By justifying his life's work as that of the lonely Charon's, ferrying the formerly employed across the river to another plane of existence, Ryan provides succor to management types who might feel bad about firing so many during a recession. The comedy begins when he faces his own potential downsizing by a recently hired Ivy-League graduate, Natalie Keener (Anna Kendrick), who's developed a series of flowcharts, scripts and internet software which makes his job capable of being done more efficiently by remote (over a computer screen). Since Natalie's internet approach doesn't possess the simulated warmth of Ryan's person-to-person equivocal skills, the company pairs them out in the field to improve upon her algorithms. In a rare instance in a Hollywood film, a character-too-smart-for-his/her-own-good is actually smart. Natalie's means-end philosophy of life makes for the perfect counterpoint to Ryan's more jaded solipsism. Both have difficulty interacting with others as ends in themselves. 

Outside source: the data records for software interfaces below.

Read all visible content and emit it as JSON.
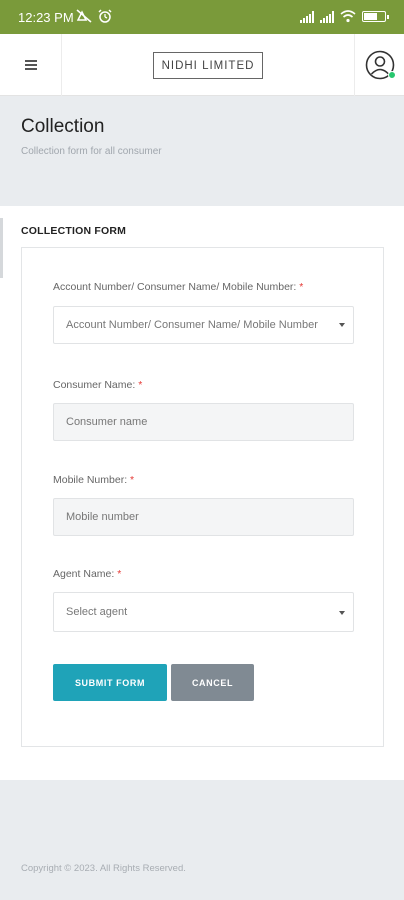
{
  "status_bar": {
    "time": "12:23 PM",
    "battery_level": 0.7,
    "colors": {
      "background": "#7a9a3a"
    }
  },
  "header": {
    "logo_text": "NIDHI LIMITED",
    "menu_icon": "hamburger-icon",
    "profile_icon": "user-circle-icon",
    "online_status_color": "#28c76f"
  },
  "page": {
    "title": "Collection",
    "subtitle": "Collection form for all consumer"
  },
  "form": {
    "section_title": "COLLECTION FORM",
    "fields": [
      {
        "label": "Account Number/ Consumer Name/ Mobile Number:",
        "required_mark": "*",
        "placeholder": "Account Number/ Consumer Name/ Mobile Number",
        "type": "select"
      },
      {
        "label": "Consumer Name:",
        "required_mark": "*",
        "placeholder": "Consumer name",
        "type": "text"
      },
      {
        "label": "Mobile Number:",
        "required_mark": "*",
        "placeholder": "Mobile number",
        "type": "text"
      },
      {
        "label": "Agent Name:",
        "required_mark": "*",
        "placeholder": "Select agent",
        "type": "select"
      }
    ],
    "submit_label": "SUBMIT FORM",
    "cancel_label": "CANCEL",
    "colors": {
      "submit": "#1fa3b8",
      "cancel": "#808a93",
      "required": "#e53935"
    }
  },
  "footer": {
    "copyright": "Copyright © 2023. All Rights Reserved."
  }
}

The romance is provided by Alex Goran (Vera Farmiga, who's like Cate Blanchett with the sex appeal of Veronica Lake). She's pretty much a female version of the Ryan character with some nondescript corporate job that keeps her in the air nearly as much his does him. Their layover-based affair begins through a comparison of frequent-flyer miles and prestigious credit cards. Instead of turning homicidal as it did in American Psycho, this one-upmanship is the "beginning of a beautiful relationship," where Ryan has finally found his mental and existential equal. It's also the first time Clooney has ever encountered an actress playing someone who isn't there for him to simply dominate with his charisma. (If this were the classic Studio-era in Hollywood, Farmiga and Clooney would go on to star together in another 5 or so films.) The problematic difference between the two characters is that she keeps her business and private life separate, whereas he isn't much more than than the protective mask he's created for his job. While the dialog is every bit as clever as that of the classic Depression-era romantic comedies, the film proves to be more modern in its approach to how easily one can cast off such masks. 

A true classic of the Ought decade

Relevant Tags

Barbara Ehrenreich (1), Jason Reitman (2), George Clooney (3), Cary Grant (4), Up In The Air (3), Romantic Comedy (3), Vera Farmiga (1), Cinema Criticism (32)